This week I said good-bye to 1.4 pounds. It’s slow progress, but that’s okay, because I’m not on a diet–this is the way I will eat for the rest of my life. And I can definitely live with it–the Simply Filling plan continues to amaze me. Jen, Wendy and I usually go out for lunch after the meeting; today we ate at Hogan’s, a sort of ’50s style place. I fully intended to have a BLT, sans mayo, but since changing her mind is a woman’s prerogative, I had a French Dip instead. I enjoyed it thoroughly and without one bit of guilt.
Here’s where this blankety-blank computer ate a paragraph of my deathless prose. I was saying that I’m like a kid at Christmas every morning, checking to see if the daffodils have bloomed (they have). The tulips are about to bust out, too. I’m the same way about art projects–I will paint or glue something, leave it to dry overnight, and fairly break my neck getting downstairs the next day to see what happened. I am as excited by the failures as I am by the triumphs, which probably means I’m crazy. As I’ve said many times before, I learn something from every flop. (Some of you will remember the story about Thomas Edison’s comment on his 1o,oooth failure. He said, “Now I know 10,000 things that don’t work!”
That’s the spirit, Mr. Edison.
Turning to another subject, I’m answering some of the questions I get in the comment section. Someone asked if I could use larger print. I’m more than willing, but I can’t figure out how to do it. I’ll ask some of the younger people tomorrow.
Someone else wanted to know about artist trading cards. Of course I’ve explained before, but a new person joins us, they often wonder what the heck I’m talking about. Well, here goes: those of us who make these little jewels call them ATCs for short. They’re always 3.5 inches by 2.5 inches, the same size as a baseball or football (or any other kind) of trading card. The themes vary widely, which makes it interesting. There are swaps online–I frequent artfortytwo.org–and people will choose a theme (some current examples: Downton Abbey, Alfred Hitchcock Presents, I Love Lucy) and host a swap. The participants sign up for the projects that interest them and make however many cards requested, usually 3, and mail them to the host, who then sends 3 cards back in return. (I always make 5, so I can keep 1 for my own collection and send another to the host as a thank-you.) I have binders and binders full of ATCs, my own and ones I’ve received in trades over the last four years. I kept expecting to get bored and stop the madness, but that never happened. I buy the blank cards by the ton from Dick Blick, and I have a humungous collection of clip art purchased on Etsy. I often make collages, but I’ve done a lot of original drawings, too.
So we’ve probably hit the Too Much Information point by now.
Another of my non-writing passions is gemstones–I have rocks everywhere. I bathe with them, sleep with them, and wear them around my neck in a medicine pouch. (We Laels never do anything halfway.) Then there are animals, of course, and books, both print and audio.

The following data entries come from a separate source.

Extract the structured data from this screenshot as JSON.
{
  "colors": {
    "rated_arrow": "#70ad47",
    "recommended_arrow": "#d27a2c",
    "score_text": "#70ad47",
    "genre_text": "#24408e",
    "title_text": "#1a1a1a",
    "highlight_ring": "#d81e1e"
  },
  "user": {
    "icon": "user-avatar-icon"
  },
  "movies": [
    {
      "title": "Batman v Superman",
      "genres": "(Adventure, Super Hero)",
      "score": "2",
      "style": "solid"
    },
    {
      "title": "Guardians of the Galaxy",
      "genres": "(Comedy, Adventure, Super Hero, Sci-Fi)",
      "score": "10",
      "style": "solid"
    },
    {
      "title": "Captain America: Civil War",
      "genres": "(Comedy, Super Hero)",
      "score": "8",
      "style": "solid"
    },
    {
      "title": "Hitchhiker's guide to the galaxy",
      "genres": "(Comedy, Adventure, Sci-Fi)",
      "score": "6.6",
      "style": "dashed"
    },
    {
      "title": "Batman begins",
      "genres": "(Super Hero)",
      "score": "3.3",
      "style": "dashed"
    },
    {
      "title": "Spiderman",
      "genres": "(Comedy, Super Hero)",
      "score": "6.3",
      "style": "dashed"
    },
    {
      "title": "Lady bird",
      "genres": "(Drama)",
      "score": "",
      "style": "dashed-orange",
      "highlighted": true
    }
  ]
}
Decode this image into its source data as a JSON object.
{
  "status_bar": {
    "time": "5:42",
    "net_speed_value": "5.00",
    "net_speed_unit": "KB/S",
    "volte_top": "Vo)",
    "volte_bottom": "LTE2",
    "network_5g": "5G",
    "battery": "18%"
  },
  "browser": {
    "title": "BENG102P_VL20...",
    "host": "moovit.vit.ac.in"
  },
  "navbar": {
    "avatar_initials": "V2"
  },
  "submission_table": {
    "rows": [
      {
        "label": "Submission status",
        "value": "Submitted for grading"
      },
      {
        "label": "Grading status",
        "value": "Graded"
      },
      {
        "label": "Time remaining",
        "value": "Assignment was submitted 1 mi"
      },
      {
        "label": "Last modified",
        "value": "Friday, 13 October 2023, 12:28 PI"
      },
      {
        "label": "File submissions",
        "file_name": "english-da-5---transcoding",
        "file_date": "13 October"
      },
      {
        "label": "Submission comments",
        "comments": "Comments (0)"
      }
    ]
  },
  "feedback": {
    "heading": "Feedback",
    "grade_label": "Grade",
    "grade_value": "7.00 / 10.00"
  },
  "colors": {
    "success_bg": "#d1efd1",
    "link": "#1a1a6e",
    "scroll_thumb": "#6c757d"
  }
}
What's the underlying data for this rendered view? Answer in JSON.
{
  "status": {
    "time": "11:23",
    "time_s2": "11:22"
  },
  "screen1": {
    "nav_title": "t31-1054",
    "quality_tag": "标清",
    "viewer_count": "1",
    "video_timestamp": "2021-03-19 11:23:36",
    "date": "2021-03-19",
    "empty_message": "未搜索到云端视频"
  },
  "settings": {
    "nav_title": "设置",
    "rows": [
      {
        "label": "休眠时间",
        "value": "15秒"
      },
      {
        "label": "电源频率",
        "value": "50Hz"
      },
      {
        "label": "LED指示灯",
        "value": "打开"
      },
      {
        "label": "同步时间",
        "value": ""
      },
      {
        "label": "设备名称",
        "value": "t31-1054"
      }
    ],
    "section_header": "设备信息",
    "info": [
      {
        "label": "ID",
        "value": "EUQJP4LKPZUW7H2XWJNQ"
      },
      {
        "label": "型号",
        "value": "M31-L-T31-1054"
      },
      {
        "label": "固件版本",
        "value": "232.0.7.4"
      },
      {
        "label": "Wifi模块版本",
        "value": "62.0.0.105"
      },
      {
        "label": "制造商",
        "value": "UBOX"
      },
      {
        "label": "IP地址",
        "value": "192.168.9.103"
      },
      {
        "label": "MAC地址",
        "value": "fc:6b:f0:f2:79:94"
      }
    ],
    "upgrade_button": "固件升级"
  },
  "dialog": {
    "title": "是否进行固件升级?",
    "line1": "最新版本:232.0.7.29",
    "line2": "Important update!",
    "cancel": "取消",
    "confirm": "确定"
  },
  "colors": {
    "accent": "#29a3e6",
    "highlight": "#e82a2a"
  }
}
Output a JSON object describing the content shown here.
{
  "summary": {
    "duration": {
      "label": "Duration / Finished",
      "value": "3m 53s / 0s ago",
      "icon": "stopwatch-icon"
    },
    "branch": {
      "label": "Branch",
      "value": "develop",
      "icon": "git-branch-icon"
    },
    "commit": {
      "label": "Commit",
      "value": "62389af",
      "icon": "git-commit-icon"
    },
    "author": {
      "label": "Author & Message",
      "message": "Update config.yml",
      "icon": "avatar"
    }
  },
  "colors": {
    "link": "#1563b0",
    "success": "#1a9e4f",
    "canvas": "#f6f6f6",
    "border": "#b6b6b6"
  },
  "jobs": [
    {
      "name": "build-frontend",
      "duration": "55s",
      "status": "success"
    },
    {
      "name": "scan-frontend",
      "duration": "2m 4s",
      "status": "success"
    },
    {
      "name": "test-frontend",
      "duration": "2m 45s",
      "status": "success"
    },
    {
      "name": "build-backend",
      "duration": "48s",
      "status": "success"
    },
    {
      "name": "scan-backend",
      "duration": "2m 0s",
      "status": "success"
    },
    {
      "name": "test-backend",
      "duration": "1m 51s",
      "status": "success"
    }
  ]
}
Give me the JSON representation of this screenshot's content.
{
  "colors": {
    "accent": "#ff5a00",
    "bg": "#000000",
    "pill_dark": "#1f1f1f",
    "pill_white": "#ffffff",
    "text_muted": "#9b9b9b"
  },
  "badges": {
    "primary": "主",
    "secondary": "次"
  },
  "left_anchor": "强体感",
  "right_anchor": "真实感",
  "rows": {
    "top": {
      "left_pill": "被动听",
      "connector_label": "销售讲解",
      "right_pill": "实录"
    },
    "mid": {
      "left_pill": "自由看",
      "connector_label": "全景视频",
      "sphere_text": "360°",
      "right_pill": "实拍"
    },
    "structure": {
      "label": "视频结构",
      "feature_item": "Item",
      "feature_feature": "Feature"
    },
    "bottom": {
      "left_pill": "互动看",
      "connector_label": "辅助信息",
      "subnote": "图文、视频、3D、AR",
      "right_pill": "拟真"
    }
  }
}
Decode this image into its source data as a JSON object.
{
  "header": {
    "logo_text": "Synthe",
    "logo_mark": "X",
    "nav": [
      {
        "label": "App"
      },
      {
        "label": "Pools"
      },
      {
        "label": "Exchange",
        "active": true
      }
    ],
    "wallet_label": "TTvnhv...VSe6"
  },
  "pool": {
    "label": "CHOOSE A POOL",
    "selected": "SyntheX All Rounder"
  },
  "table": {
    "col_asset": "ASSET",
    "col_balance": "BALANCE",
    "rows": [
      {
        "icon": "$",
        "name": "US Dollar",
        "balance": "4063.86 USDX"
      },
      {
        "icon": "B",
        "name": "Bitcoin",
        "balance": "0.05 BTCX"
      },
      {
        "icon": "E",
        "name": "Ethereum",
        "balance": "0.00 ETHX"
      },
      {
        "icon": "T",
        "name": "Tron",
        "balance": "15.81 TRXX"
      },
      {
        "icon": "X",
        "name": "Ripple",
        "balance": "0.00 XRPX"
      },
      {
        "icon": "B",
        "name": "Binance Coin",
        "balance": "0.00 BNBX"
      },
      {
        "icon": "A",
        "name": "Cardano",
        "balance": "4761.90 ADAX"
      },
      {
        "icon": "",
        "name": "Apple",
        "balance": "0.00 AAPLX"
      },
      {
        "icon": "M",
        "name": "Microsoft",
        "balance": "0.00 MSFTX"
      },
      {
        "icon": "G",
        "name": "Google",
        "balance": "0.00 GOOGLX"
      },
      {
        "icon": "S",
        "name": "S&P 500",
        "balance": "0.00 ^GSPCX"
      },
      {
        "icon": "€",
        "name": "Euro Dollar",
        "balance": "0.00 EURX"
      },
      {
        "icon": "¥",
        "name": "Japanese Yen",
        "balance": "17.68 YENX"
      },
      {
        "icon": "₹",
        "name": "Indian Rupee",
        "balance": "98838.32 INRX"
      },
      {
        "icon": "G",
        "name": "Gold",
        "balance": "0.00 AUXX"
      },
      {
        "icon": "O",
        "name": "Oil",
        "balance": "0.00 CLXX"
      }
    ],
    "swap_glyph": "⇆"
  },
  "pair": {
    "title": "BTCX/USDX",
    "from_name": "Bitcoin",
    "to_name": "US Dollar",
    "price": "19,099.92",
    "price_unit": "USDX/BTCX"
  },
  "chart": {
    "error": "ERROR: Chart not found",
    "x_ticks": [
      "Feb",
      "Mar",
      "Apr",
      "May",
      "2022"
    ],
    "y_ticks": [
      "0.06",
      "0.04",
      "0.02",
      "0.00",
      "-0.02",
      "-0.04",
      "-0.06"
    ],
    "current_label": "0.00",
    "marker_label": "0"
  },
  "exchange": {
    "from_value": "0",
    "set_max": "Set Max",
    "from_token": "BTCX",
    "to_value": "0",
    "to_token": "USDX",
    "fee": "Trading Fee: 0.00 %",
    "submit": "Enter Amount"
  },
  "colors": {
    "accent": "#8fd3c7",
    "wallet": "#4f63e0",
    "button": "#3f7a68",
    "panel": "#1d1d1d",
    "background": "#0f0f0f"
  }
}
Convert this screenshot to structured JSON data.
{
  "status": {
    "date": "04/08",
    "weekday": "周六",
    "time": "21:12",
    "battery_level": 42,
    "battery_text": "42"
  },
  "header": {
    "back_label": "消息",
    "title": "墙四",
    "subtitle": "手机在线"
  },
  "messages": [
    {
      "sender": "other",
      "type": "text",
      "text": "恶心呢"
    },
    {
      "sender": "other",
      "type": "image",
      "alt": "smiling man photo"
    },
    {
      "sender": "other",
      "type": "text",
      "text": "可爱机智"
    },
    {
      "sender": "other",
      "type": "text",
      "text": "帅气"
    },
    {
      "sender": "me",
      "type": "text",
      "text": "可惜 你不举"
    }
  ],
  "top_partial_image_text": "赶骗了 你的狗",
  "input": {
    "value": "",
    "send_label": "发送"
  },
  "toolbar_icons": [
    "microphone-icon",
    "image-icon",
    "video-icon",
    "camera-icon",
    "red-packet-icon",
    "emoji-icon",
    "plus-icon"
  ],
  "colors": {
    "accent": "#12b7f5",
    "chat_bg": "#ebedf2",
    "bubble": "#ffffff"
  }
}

Occasionally, I get on a cooking kick, too, although since I started Weight Watchers last October, I don’t make as much fancy stuff. Once in a while, I haul off and whip up Julia Child’s recipe for Boeuf Bourginon (probably misspelled), a delicious stew. It could be adapted to Simply Filling specifications, but it’s a winter dish, and I’m definitely thinking spring.
And that’s the news from Spokane, Washington, my hometown, where all the women are strong, all he men are good-looking, and all the children are above average. (Those of you who listen to A Prairie Home Companion will recognize Garrison Keillor’s famous sign-off line.)
Be kind to yourselves and to each other.